Look through the listing below, find every line with the string "ответы", and copy it.

*** MATERIAL TO PROCESS ***

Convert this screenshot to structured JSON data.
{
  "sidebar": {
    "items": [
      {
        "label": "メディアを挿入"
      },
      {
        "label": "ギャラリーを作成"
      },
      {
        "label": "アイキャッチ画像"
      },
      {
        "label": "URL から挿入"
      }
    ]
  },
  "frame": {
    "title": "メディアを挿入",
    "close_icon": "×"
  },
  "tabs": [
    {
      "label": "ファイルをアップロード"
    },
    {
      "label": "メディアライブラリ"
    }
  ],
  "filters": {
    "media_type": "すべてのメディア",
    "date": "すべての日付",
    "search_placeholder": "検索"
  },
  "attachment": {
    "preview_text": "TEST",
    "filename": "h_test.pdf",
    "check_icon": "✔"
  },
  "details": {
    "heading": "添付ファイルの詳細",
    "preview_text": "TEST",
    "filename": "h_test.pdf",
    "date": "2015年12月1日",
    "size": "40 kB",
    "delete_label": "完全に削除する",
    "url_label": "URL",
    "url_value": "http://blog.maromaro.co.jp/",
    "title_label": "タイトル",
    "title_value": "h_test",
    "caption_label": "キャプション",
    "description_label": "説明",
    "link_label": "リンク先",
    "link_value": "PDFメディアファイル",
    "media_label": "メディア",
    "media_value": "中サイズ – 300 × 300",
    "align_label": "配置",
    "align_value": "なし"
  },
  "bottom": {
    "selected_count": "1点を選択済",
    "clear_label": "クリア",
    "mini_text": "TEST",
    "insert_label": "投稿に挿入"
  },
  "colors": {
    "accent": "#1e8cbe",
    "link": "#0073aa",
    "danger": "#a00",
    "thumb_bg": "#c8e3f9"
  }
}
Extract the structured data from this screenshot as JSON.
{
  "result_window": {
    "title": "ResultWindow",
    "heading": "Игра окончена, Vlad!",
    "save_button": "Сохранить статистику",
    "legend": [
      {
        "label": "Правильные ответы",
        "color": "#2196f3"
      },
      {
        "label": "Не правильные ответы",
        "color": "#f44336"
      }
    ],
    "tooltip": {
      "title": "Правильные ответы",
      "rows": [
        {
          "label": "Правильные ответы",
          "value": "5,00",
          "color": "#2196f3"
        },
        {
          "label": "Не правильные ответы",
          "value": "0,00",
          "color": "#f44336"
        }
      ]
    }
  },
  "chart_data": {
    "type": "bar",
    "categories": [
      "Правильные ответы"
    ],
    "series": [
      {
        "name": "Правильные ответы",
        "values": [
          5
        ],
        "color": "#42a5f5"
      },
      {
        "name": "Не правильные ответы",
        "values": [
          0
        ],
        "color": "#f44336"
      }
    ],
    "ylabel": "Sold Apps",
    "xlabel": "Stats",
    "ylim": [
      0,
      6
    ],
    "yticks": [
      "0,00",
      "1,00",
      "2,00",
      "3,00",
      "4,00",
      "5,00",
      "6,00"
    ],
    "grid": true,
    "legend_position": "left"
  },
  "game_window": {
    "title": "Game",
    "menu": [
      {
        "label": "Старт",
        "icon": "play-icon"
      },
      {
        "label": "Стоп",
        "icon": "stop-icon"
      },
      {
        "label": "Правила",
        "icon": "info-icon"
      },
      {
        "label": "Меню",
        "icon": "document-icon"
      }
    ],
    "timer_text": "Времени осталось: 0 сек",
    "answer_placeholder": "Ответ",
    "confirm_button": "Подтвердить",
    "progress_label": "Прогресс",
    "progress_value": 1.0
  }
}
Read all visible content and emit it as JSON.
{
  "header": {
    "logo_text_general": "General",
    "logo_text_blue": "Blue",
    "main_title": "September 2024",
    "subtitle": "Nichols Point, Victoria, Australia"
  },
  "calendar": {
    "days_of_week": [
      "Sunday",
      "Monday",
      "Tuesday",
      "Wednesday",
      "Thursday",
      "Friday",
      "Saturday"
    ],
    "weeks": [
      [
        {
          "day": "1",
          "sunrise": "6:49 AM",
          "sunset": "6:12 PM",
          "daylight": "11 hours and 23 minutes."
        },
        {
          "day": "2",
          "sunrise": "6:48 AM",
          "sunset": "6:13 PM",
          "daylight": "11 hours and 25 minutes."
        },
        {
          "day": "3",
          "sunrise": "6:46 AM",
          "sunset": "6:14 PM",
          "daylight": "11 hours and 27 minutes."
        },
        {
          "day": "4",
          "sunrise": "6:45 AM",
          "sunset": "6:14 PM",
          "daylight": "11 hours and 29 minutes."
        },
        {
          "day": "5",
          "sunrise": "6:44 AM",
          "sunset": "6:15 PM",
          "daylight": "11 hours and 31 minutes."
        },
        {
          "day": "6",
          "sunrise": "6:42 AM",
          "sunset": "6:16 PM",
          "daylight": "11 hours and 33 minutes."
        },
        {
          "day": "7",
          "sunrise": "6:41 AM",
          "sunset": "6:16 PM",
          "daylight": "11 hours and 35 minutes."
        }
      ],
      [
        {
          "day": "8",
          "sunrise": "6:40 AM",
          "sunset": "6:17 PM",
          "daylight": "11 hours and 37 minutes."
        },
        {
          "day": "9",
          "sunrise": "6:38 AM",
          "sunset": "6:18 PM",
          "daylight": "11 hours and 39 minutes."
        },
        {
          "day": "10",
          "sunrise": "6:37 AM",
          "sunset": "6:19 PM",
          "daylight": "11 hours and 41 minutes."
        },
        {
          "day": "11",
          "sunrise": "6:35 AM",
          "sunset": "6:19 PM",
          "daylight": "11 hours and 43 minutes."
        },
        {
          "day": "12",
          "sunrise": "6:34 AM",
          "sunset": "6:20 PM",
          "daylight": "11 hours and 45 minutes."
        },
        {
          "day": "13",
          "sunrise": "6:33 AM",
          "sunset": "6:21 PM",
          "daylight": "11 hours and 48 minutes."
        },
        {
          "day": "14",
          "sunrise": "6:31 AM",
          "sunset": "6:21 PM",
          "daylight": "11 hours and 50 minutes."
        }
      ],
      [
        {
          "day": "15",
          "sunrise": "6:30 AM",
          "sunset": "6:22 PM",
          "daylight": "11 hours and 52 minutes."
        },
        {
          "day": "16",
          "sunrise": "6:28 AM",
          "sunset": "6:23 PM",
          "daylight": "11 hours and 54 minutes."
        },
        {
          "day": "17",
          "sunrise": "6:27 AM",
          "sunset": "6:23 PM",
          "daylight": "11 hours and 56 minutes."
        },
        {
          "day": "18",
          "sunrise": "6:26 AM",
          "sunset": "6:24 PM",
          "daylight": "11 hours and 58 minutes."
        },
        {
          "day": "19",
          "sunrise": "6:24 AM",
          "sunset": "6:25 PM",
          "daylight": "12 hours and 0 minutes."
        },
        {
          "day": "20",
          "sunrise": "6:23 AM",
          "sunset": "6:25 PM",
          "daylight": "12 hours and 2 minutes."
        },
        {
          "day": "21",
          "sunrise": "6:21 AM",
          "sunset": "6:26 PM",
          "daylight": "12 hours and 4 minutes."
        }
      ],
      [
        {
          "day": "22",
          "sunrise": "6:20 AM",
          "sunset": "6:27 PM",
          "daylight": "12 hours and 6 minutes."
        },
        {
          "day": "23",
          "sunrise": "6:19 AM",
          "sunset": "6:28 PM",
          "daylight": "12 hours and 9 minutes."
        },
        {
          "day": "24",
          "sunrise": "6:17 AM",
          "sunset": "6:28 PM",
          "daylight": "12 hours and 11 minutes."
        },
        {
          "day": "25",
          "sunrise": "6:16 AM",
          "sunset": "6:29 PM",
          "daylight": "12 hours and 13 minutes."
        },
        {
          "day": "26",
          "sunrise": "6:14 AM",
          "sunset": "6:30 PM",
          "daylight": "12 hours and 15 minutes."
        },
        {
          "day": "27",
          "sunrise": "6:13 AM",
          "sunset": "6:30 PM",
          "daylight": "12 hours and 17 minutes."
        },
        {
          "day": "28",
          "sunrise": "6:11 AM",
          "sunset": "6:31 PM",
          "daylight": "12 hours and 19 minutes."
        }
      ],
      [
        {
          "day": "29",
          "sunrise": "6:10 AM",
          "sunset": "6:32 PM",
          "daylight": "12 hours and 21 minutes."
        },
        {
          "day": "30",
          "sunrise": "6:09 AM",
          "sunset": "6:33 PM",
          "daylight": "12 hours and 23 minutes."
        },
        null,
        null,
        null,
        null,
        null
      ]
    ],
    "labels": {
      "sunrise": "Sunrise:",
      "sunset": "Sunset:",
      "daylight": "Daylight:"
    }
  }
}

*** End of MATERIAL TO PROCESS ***

YOUR SOLUTION:
        "label": "Правильные ответы",
        "label": "Не правильные ответы",
      "title": "Правильные ответы",
          "label": "Правильные ответы",
          "label": "Не правильные ответы",
      "Правильные ответы"
        "name": "Правильные ответы",
        "name": "Не правильные ответы",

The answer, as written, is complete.